● **Try it**:
Please output the records below word for word and omit the pictures.

══ Exercise input

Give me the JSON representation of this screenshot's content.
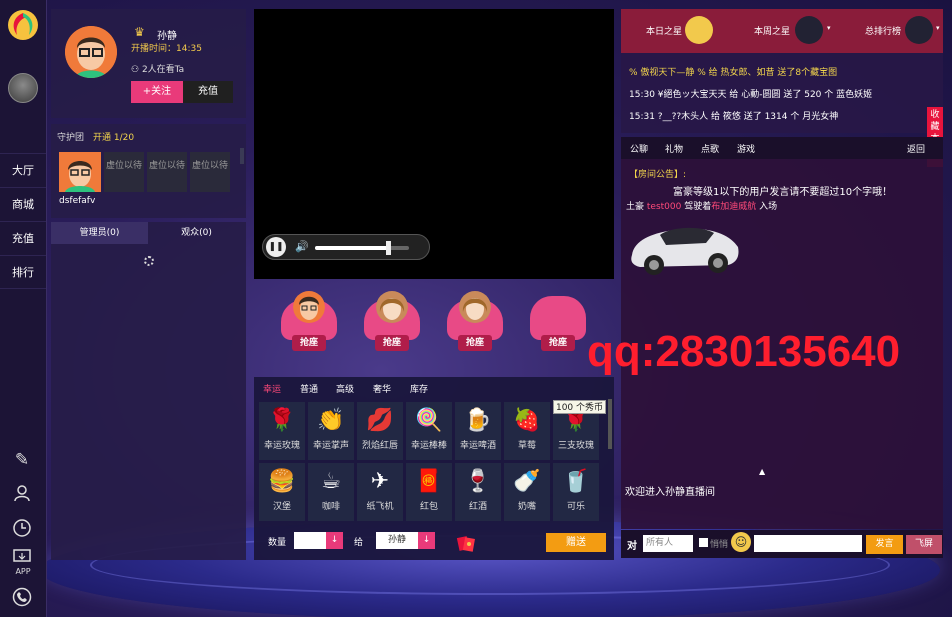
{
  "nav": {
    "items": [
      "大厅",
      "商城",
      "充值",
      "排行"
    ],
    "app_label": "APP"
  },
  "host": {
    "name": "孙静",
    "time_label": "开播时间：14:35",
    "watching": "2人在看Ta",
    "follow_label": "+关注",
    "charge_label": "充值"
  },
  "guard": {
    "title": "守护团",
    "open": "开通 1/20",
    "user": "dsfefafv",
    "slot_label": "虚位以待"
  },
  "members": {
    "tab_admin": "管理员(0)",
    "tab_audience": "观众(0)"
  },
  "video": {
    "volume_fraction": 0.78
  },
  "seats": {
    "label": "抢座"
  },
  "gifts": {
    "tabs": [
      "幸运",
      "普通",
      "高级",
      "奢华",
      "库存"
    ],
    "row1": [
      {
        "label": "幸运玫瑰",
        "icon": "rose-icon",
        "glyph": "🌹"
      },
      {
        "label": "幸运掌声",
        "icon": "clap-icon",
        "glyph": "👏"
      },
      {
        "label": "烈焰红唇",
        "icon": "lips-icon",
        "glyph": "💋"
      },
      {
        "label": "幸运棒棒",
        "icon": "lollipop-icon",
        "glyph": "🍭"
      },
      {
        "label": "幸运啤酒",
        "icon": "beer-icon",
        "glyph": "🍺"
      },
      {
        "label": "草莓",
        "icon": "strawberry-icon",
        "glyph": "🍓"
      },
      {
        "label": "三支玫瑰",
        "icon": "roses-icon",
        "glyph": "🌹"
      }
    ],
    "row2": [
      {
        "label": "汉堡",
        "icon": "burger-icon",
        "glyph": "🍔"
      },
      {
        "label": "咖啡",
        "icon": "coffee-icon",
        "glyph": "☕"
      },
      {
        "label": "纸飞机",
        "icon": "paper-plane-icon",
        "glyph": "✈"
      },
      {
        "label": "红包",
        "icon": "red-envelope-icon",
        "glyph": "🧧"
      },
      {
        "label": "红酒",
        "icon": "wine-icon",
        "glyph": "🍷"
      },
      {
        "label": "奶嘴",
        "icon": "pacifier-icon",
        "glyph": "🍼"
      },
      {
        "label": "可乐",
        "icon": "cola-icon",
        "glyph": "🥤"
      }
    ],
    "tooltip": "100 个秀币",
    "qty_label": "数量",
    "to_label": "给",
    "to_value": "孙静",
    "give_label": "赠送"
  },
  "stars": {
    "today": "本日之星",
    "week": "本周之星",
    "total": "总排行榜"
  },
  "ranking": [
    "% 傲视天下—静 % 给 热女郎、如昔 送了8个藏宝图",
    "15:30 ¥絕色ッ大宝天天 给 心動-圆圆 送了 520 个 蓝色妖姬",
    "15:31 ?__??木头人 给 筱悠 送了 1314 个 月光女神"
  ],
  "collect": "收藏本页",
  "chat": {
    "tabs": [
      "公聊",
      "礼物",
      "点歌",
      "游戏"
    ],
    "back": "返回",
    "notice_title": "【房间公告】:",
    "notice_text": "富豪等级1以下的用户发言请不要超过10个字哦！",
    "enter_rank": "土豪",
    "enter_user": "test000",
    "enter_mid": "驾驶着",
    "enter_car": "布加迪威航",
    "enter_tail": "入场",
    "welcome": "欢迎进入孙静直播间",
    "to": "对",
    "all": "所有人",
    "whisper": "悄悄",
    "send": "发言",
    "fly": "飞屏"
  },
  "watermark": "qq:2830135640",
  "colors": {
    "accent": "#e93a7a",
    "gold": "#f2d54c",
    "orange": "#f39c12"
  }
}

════

● **Exercise solution**:
Give me the JSON representation of this screenshot's content.
{
  "nav": {
    "items": [
      "大厅",
      "商城",
      "充值",
      "排行"
    ],
    "app_label": "APP"
  },
  "host": {
    "name": "孙静",
    "time_label": "开播时间：14:35",
    "watching": "2人在看Ta",
    "follow_label": "+关注",
    "charge_label": "充值"
  },
  "guard": {
    "title": "守护团",
    "open": "开通 1/20",
    "user": "dsfefafv",
    "slot_label": "虚位以待"
  },
  "members": {
    "tab_admin": "管理员(0)",
    "tab_audience": "观众(0)"
  },
  "video": {
    "volume_fraction": 0.78
  },
  "seats": {
    "label": "抢座"
  },
  "gifts": {
    "tabs": [
      "幸运",
      "普通",
      "高级",
      "奢华",
      "库存"
    ],
    "row1": [
      {
        "label": "幸运玫瑰",
        "icon": "rose-icon",
        "glyph": "🌹"
      },
      {
        "label": "幸运掌声",
        "icon": "clap-icon",
        "glyph": "👏"
      },
      {
        "label": "烈焰红唇",
        "icon": "lips-icon",
        "glyph": "💋"
      },
      {
        "label": "幸运棒棒",
        "icon": "lollipop-icon",
        "glyph": "🍭"
      },
      {
        "label": "幸运啤酒",
        "icon": "beer-icon",
        "glyph": "🍺"
      },
      {
        "label": "草莓",
        "icon": "strawberry-icon",
        "glyph": "🍓"
      },
      {
        "label": "三支玫瑰",
        "icon": "roses-icon",
        "glyph": "🌹"
      }
    ],
    "row2": [
      {
        "label": "汉堡",
        "icon": "burger-icon",
        "glyph": "🍔"
      },
      {
        "label": "咖啡",
        "icon": "coffee-icon",
        "glyph": "☕"
      },
      {
        "label": "纸飞机",
        "icon": "paper-plane-icon",
        "glyph": "✈"
      },
      {
        "label": "红包",
        "icon": "red-envelope-icon",
        "glyph": "🧧"
      },
      {
        "label": "红酒",
        "icon": "wine-icon",
        "glyph": "🍷"
      },
      {
        "label": "奶嘴",
        "icon": "pacifier-icon",
        "glyph": "🍼"
      },
      {
        "label": "可乐",
        "icon": "cola-icon",
        "glyph": "🥤"
      }
    ],
    "tooltip": "100 个秀币",
    "qty_label": "数量",
    "to_label": "给",
    "to_value": "孙静",
    "give_label": "赠送"
  },
  "stars": {
    "today": "本日之星",
    "week": "本周之星",
    "total": "总排行榜"
  },
  "ranking": [
    "% 傲视天下—静 % 给 热女郎、如昔 送了8个藏宝图",
    "15:30 ¥絕色ッ大宝天天 给 心動-圆圆 送了 520 个 蓝色妖姬",
    "15:31 ?__??木头人 给 筱悠 送了 1314 个 月光女神"
  ],
  "collect": "收藏本页",
  "chat": {
    "tabs": [
      "公聊",
      "礼物",
      "点歌",
      "游戏"
    ],
    "back": "返回",
    "notice_title": "【房间公告】:",
    "notice_text": "富豪等级1以下的用户发言请不要超过10个字哦！",
    "enter_rank": "土豪",
    "enter_user": "test000",
    "enter_mid": "驾驶着",
    "enter_car": "布加迪威航",
    "enter_tail": "入场",
    "welcome": "欢迎进入孙静直播间",
    "to": "对",
    "all": "所有人",
    "whisper": "悄悄",
    "send": "发言",
    "fly": "飞屏"
  },
  "watermark": "qq:2830135640",
  "colors": {
    "accent": "#e93a7a",
    "gold": "#f2d54c",
    "orange": "#f39c12"
  }
}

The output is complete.